[Start of Attachment]

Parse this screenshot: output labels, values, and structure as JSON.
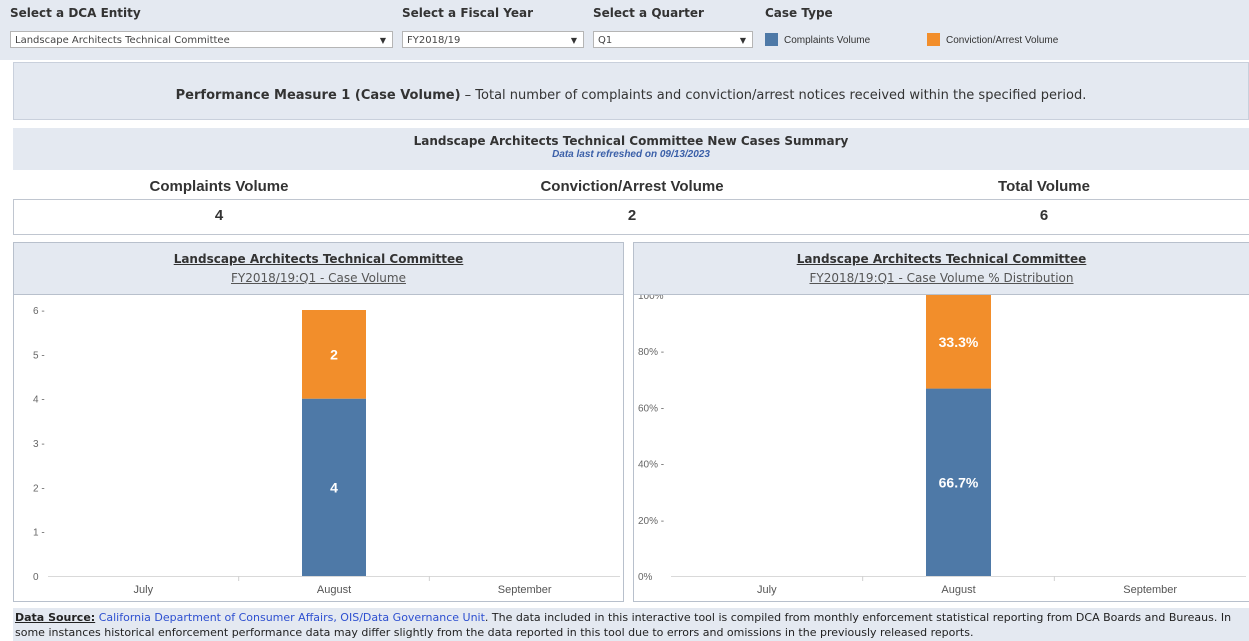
{
  "filters": {
    "entity": {
      "label": "Select a DCA Entity",
      "value": "Landscape Architects Technical Committee"
    },
    "fiscal_year": {
      "label": "Select a Fiscal Year",
      "value": "FY2018/19"
    },
    "quarter": {
      "label": "Select a Quarter",
      "value": "Q1"
    },
    "case_type": {
      "label": "Case Type",
      "items": [
        {
          "label": "Complaints Volume",
          "color": "#4e79a7"
        },
        {
          "label": "Conviction/Arrest Volume",
          "color": "#f28e2b"
        }
      ]
    }
  },
  "performance_measure": {
    "title": "Performance Measure 1 (Case Volume)",
    "description": " – Total number of complaints and conviction/arrest notices received within the specified period."
  },
  "summary": {
    "title": "Landscape Architects Technical Committee New Cases Summary",
    "refreshed": "Data last refreshed on 09/13/2023",
    "metrics": [
      {
        "label": "Complaints Volume",
        "value": "4"
      },
      {
        "label": "Conviction/Arrest Volume",
        "value": "2"
      },
      {
        "label": "Total Volume",
        "value": "6"
      }
    ]
  },
  "panels": [
    {
      "title": "Landscape Architects Technical Committee",
      "subtitle": "FY2018/19:Q1  - Case Volume"
    },
    {
      "title": "Landscape Architects Technical Committee",
      "subtitle": "FY2018/19:Q1  - Case Volume % Distribution"
    }
  ],
  "chart_data": [
    {
      "type": "bar",
      "stacked": true,
      "categories": [
        "July",
        "August",
        "September"
      ],
      "series": [
        {
          "name": "Complaints Volume",
          "color": "#4e79a7",
          "values": [
            0,
            4,
            0
          ],
          "labels": [
            "",
            "4",
            ""
          ]
        },
        {
          "name": "Conviction/Arrest Volume",
          "color": "#f28e2b",
          "values": [
            0,
            2,
            0
          ],
          "labels": [
            "",
            "2",
            ""
          ]
        }
      ],
      "ylim": [
        0,
        6
      ],
      "yticks": [
        "0",
        "1 -",
        "2 -",
        "3 -",
        "4 -",
        "5 -",
        "6 -"
      ],
      "grid": false
    },
    {
      "type": "bar",
      "stacked": true,
      "categories": [
        "July",
        "August",
        "September"
      ],
      "series": [
        {
          "name": "Complaints Volume",
          "color": "#4e79a7",
          "values": [
            0,
            66.7,
            0
          ],
          "labels": [
            "",
            "66.7%",
            ""
          ]
        },
        {
          "name": "Conviction/Arrest Volume",
          "color": "#f28e2b",
          "values": [
            0,
            33.3,
            0
          ],
          "labels": [
            "",
            "33.3%",
            ""
          ]
        }
      ],
      "ylim": [
        0,
        100
      ],
      "yticks": [
        "0%",
        "20% -",
        "40% -",
        "60% -",
        "80% -",
        "100%"
      ],
      "grid": false
    }
  ],
  "footer": {
    "heading": "Data Source:",
    "link": "California Department of Consumer Affairs, OIS/Data Governance Unit",
    "text": ".  The data included in this interactive tool is compiled from monthly enforcement statistical reporting from DCA Boards and Bureaus.  In some instances historical enforcement performance data may differ slightly from the data reported in this tool due to errors and omissions in the previously released reports."
  }
}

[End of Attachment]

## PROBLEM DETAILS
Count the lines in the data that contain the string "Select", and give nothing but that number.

## SOLUTION
3